On March 1, the sequel to Charles Rosenberg’s legal thriller Death on a High Floor — Long Knives — will be published. Although I’ve not read either book, Death on a High Floor apparently involves the death of a Big Law partner — and the trial of a second partner, Robert Tarza, for his murder. The protagonist is associate Jenna James, whose “untested trial skills” are the only thing standing between Tarza and prison.
Rosenberg, a graduate of Harvard Law, “has taught extensively as an adjunct law professor, including at Loyola Law School in Los Angeles (where he teaches the course "Law and Popular Culture"), the Loyola Law School International LLM Program in Bologna, Italy, the UCLA School of Law, the Pepperdine School of Law, and the Anderson Graduate School of Management at UCLA.” And so naturally, for the sequel, he’s moved his feisty heroine to the (thrilling?) halls of legal academia. From the prologue and first chapter:

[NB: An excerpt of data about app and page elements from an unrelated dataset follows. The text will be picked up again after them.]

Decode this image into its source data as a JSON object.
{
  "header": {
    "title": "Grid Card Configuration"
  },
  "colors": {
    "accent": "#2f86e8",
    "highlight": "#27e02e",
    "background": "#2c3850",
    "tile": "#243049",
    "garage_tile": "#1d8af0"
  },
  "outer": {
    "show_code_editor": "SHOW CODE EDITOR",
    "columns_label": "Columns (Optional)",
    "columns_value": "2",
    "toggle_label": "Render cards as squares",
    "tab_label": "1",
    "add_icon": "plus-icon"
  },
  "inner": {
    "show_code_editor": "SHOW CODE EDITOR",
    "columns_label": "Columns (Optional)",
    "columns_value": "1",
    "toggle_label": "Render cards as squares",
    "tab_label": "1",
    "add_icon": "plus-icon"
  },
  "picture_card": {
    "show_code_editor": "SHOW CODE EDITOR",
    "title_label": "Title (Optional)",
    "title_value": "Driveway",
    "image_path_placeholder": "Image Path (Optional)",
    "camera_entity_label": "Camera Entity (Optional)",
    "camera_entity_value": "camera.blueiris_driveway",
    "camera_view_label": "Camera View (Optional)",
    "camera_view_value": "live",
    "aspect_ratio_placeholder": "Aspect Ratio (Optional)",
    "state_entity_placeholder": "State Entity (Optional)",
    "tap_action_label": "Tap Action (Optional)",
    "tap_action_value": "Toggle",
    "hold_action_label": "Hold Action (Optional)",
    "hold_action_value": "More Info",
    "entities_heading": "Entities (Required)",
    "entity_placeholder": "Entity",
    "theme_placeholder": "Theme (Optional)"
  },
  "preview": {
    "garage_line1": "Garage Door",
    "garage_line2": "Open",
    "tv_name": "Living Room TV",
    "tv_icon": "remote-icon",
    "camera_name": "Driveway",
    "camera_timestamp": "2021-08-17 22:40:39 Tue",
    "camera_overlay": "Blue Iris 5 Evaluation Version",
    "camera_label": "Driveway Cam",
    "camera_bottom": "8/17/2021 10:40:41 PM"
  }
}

Five years [ago], I had decided, let’s face it, on a whim, that I was done with Big Law. And so, aided by a bit of luck and the dwindling memory of my fifteen minutes of fame from saving Robert Tarza’s butt from San Quentin, I left my law firm, Marbury Marfan, and transformed myself—poof!—into a tenure-track law professor at UCLA. I still worked hard, but I no longer spent my nights preparing for trial or my days battling the jerks, most of them of the male persuasion, who seemed to appear like clockwork on the other side of my cases.
. . . Another way to put it is that after lunging at every carrot dangled in front of me from the age of five—the need to ace grade school, stride down the aisle as the valedictorian of my high school, nail acceptance to an Ivy League college and then go on to Harvard Law School and make the law review—I finally had a life instead of a résumé.
Okay, that’s not quite true. There was still one last carrot dangling out there. I was up for tenure. It was November, and the decisions would come no later than April. But with four well-received law review articles published in less than four years—two on civil procedure and two on admiralty law—I was pretty confident I had that final carrot nailed, too, if you can nail a carrot.
Teaching and writing about civil procedure, with eight long trials under my belt, was a natural for me. Teaching admiralty law had come as a surprise; I’d never even been on a sailboat prior to arriving at UCLA. But fate twists your life in funny ways. The week before classes started for my first year of teaching, Charles Karno, who looked the picture of health and had been teaching the admiralty course for more than twenty years, dropped dead of a heart attack while running a half marathon. The dean had prevailed on me to teach it. “You can learn it along with the students,” he said.
I did and found I loved it, and particular liked teaching the law of salvage—who has what rights to ships, and everything in them, when they sink to the bottom of the sea. In order to live the law and understand it better I had even spent the past summer at sea as a lowly deckhand on a treasure salvor ship. And now, instead of my formerly pasty-skinned self, I was bronzed and, well, if not ripped, at least the most toned and buff I’d ever been in my life. . . .
James then heads off to a meeting with “Primo Giordano, a student in my Law of Sunken Treasure seminar,” whom she describes as “nice to look at,” “tall, dark and chunky handsome,” with “a terrific smile.” Alas, poor Primo soon turns up dead. Here’s the publisher’s description of the book:
Jenna James’s life has been smooth sailing since she left the high-powered law firm of Marbury Marfan. She’s happily ensconced as a professor at a prestigious law school, where she’s well liked by her students, coupled-up with a handsome colleague, and on track for tenure. But things take a shocking turn one morning when a student, Primo, comes to Jenna’s office seeking her advice about a treasure map he recently inherited. When Primo turns up dead and Jenna is suddenly the prime suspect in a murder investigation, everyone turns on her. Desperate for help, she calls on two old friends: Robert Tarza, her old law partner from Marbury Marfan, and Oscar Quesana, an odd-duck solo practitioner. The three race to save Jenna’s career—and perhaps her life—in this whip-smart thriller of treasure maps, murder, and law school politics.
With a Big Law partner, an “odd-duck solo practitioner,” and a tenure-track law prof at an elite school as the novel’s leads, the allegorical interpretations practically write themselves.